■ PROBLEM
Entries must be copied exactly, with nothing left out.

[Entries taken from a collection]

-*-

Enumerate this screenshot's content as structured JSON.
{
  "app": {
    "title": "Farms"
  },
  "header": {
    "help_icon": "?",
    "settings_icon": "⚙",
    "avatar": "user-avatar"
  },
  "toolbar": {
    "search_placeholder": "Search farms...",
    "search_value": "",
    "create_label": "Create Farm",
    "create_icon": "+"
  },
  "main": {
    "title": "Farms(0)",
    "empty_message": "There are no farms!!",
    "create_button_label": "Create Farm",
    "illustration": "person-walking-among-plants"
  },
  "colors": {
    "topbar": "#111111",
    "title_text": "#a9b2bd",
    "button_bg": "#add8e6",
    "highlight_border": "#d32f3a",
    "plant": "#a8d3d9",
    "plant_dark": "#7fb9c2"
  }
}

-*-

■ TASK RESPONSE
Enumerate this screenshot's content as structured JSON.
{
  "app": {
    "title": "Farms"
  },
  "header": {
    "help_icon": "?",
    "settings_icon": "⚙",
    "avatar": "user-avatar"
  },
  "toolbar": {
    "search_placeholder": "Search farms...",
    "search_value": "",
    "create_label": "Create Farm",
    "create_icon": "+"
  },
  "main": {
    "title": "Farms(0)",
    "empty_message": "There are no farms!!",
    "create_button_label": "Create Farm",
    "illustration": "person-walking-among-plants"
  },
  "colors": {
    "topbar": "#111111",
    "title_text": "#a9b2bd",
    "button_bg": "#add8e6",
    "highlight_border": "#d32f3a",
    "plant": "#a8d3d9",
    "plant_dark": "#7fb9c2"
  }
}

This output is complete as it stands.